## TASK REQUIREMENTS:
Your answer should be each line of the entries that contains the word "counter", copied in full.
----------
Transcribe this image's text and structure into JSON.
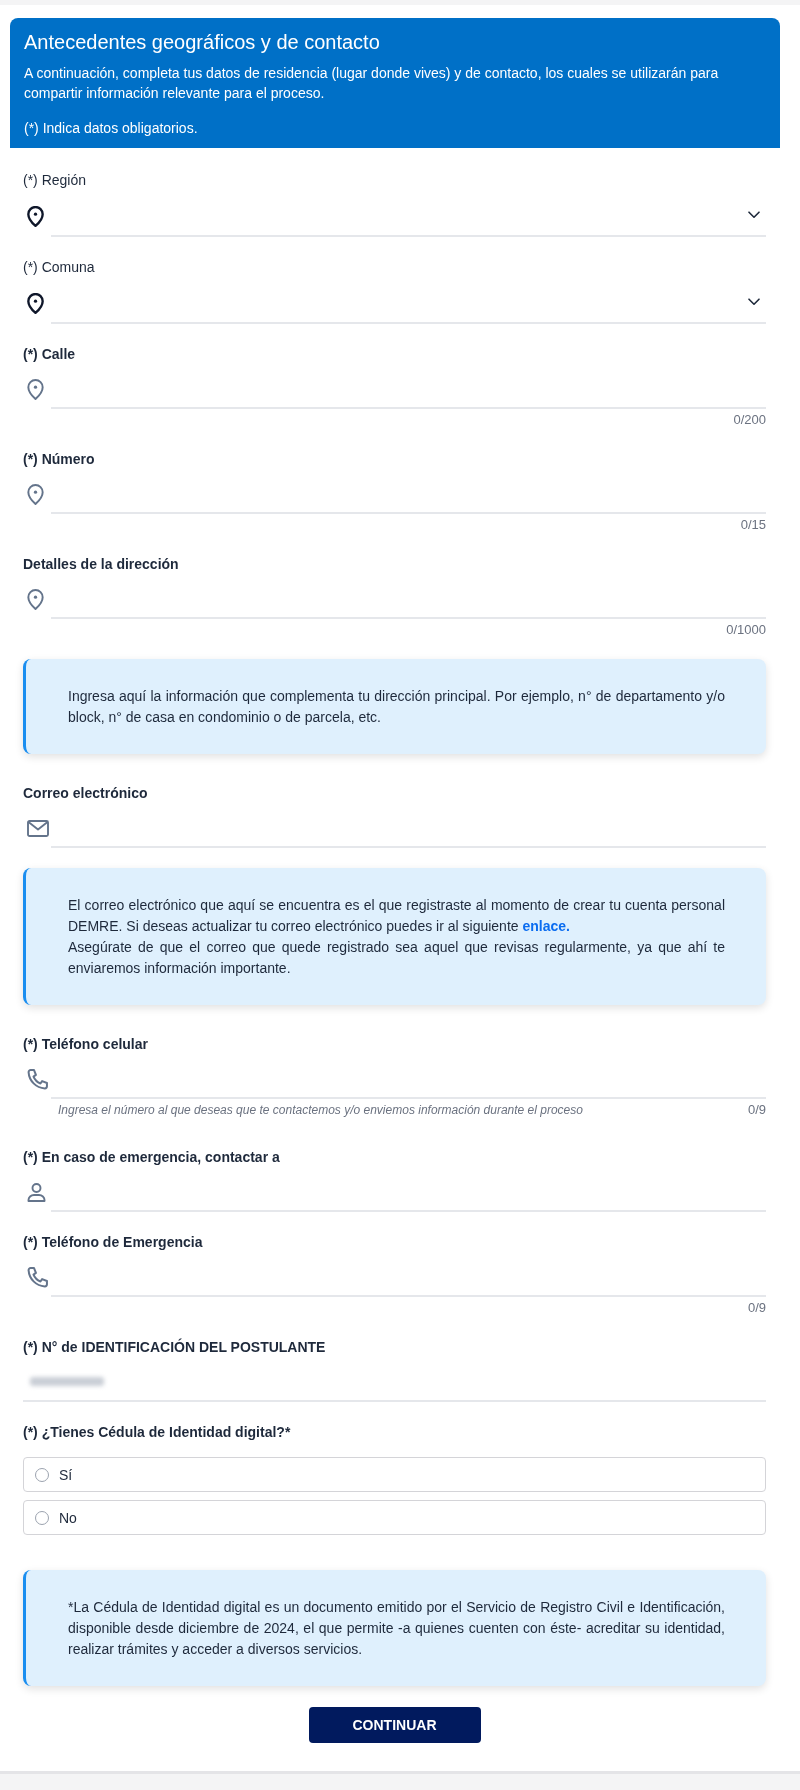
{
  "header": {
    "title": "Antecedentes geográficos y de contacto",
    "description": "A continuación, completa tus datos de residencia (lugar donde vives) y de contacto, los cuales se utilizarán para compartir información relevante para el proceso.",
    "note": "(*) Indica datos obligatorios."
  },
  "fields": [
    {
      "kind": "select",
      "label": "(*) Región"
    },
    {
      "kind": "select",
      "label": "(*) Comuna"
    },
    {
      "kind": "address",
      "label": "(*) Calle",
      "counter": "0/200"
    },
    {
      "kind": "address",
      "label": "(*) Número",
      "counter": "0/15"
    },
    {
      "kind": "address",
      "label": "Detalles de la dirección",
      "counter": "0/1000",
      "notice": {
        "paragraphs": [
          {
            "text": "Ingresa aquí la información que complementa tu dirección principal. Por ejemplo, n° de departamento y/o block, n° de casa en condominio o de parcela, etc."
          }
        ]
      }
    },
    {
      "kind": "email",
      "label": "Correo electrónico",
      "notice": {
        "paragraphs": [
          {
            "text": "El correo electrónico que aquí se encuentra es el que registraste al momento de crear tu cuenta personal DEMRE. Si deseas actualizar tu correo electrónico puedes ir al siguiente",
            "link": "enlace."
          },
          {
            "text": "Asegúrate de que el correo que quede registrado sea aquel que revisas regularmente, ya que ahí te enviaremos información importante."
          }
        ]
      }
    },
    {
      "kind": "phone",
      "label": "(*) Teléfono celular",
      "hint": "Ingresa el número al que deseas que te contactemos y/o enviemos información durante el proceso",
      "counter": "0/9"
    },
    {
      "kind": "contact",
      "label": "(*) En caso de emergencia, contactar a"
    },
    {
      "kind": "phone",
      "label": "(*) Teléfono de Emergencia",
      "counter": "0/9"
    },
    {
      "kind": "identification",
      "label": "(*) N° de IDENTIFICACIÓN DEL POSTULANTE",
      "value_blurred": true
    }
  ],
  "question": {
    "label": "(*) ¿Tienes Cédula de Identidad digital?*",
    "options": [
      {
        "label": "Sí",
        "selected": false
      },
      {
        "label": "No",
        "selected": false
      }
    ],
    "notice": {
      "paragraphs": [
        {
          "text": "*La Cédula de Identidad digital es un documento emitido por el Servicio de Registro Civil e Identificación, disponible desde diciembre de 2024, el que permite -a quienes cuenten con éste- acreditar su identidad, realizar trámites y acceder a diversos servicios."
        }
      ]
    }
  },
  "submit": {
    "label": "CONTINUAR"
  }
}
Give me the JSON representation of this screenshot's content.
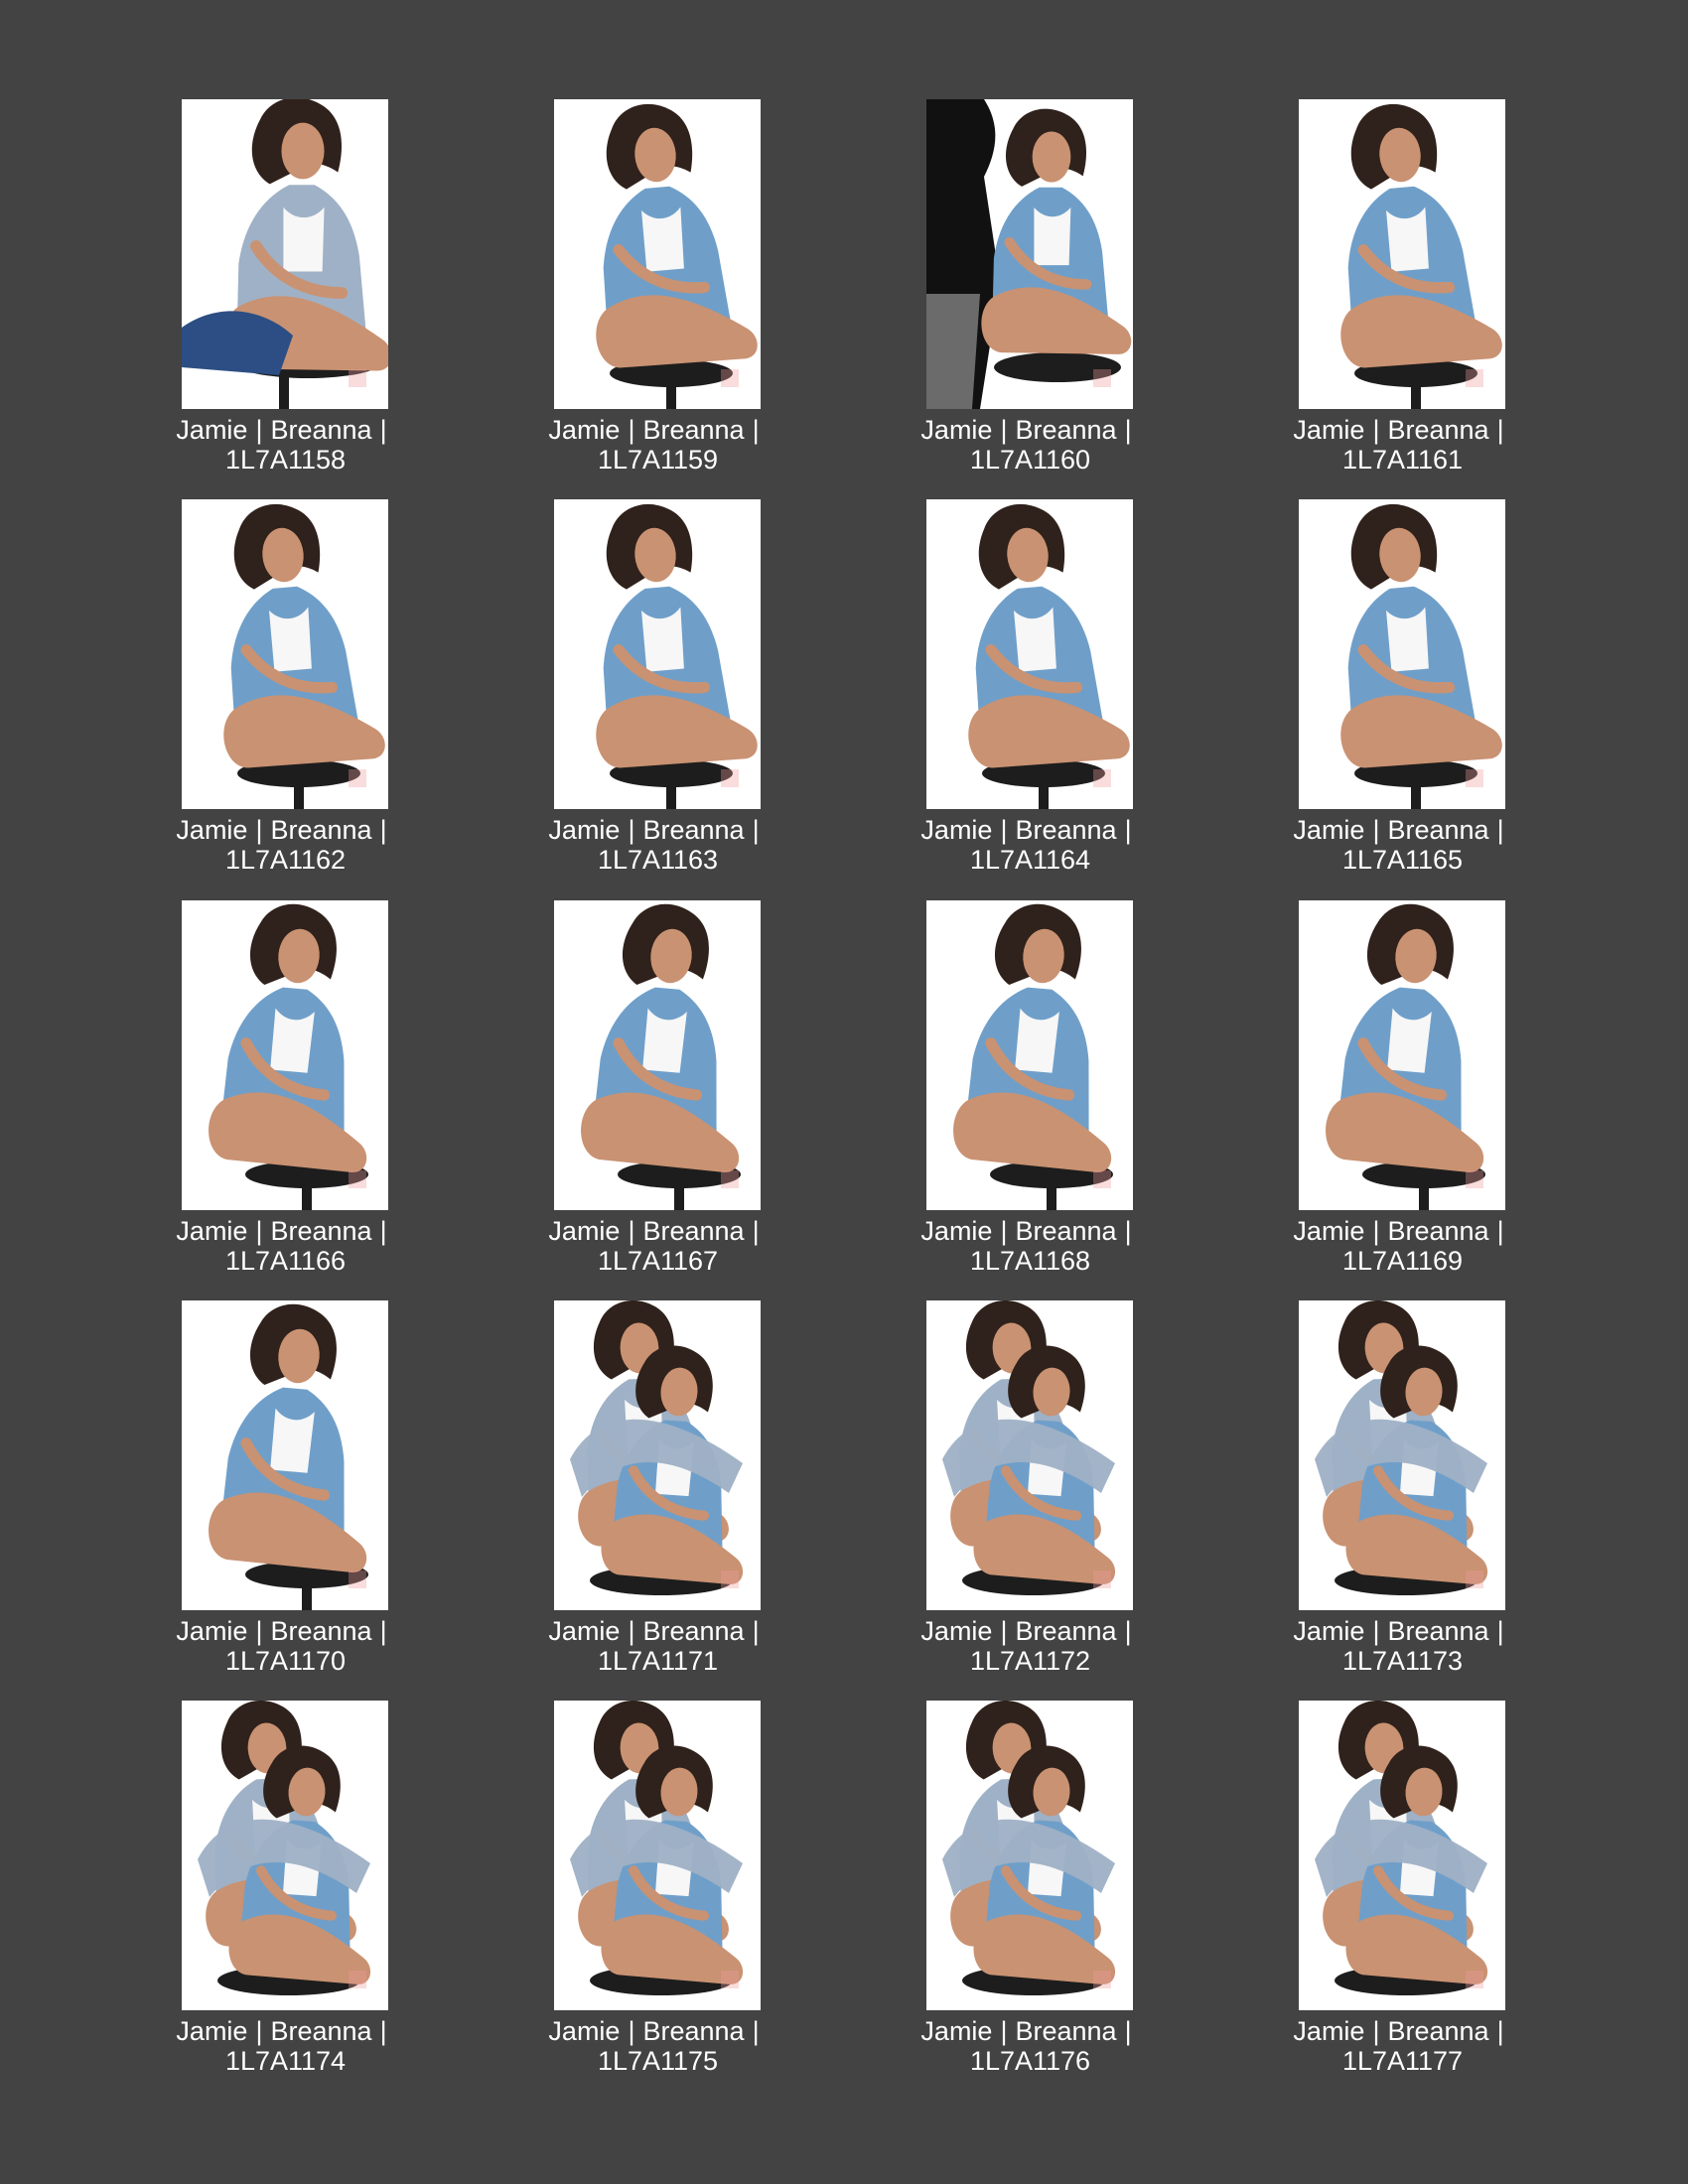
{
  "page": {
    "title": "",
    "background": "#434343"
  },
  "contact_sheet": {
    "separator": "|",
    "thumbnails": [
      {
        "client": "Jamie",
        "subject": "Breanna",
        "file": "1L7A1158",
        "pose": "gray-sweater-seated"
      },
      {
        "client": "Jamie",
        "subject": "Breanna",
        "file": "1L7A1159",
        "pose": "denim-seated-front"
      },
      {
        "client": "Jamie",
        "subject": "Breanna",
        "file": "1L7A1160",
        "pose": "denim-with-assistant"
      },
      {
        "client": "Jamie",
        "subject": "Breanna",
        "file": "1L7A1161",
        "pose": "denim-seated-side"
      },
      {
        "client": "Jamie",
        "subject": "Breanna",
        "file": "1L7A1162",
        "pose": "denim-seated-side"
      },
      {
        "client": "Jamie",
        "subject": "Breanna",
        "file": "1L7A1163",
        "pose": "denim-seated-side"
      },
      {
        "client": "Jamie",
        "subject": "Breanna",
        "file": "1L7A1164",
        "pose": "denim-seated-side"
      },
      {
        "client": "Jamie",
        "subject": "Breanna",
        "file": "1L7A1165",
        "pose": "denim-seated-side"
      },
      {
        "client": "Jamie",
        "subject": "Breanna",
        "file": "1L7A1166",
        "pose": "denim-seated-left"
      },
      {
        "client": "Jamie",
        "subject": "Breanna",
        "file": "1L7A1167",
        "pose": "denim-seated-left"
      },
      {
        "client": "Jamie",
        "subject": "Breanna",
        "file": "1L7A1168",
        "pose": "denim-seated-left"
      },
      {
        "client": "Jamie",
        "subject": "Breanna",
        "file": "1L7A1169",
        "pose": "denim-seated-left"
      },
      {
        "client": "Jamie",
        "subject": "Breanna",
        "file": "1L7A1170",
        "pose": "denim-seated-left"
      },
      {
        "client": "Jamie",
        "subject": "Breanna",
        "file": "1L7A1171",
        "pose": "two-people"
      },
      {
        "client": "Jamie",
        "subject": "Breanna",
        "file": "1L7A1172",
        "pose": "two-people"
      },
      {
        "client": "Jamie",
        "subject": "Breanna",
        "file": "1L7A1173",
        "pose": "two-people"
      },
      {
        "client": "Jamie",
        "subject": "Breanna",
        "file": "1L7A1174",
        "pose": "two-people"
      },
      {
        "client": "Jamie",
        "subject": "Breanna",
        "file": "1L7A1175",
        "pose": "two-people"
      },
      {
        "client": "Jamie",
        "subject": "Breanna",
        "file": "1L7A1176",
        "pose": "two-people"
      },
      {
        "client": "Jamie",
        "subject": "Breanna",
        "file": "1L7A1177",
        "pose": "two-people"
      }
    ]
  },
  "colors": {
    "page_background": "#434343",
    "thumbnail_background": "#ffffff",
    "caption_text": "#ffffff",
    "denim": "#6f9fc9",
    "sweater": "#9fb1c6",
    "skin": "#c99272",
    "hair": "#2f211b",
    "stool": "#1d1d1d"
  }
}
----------
## ANSWER TO THIS TASK:
      "counter": "0/200"
      "counter": "0/15"
      "counter": "0/1000",
      "counter": "0/9"
      "counter": "0/9"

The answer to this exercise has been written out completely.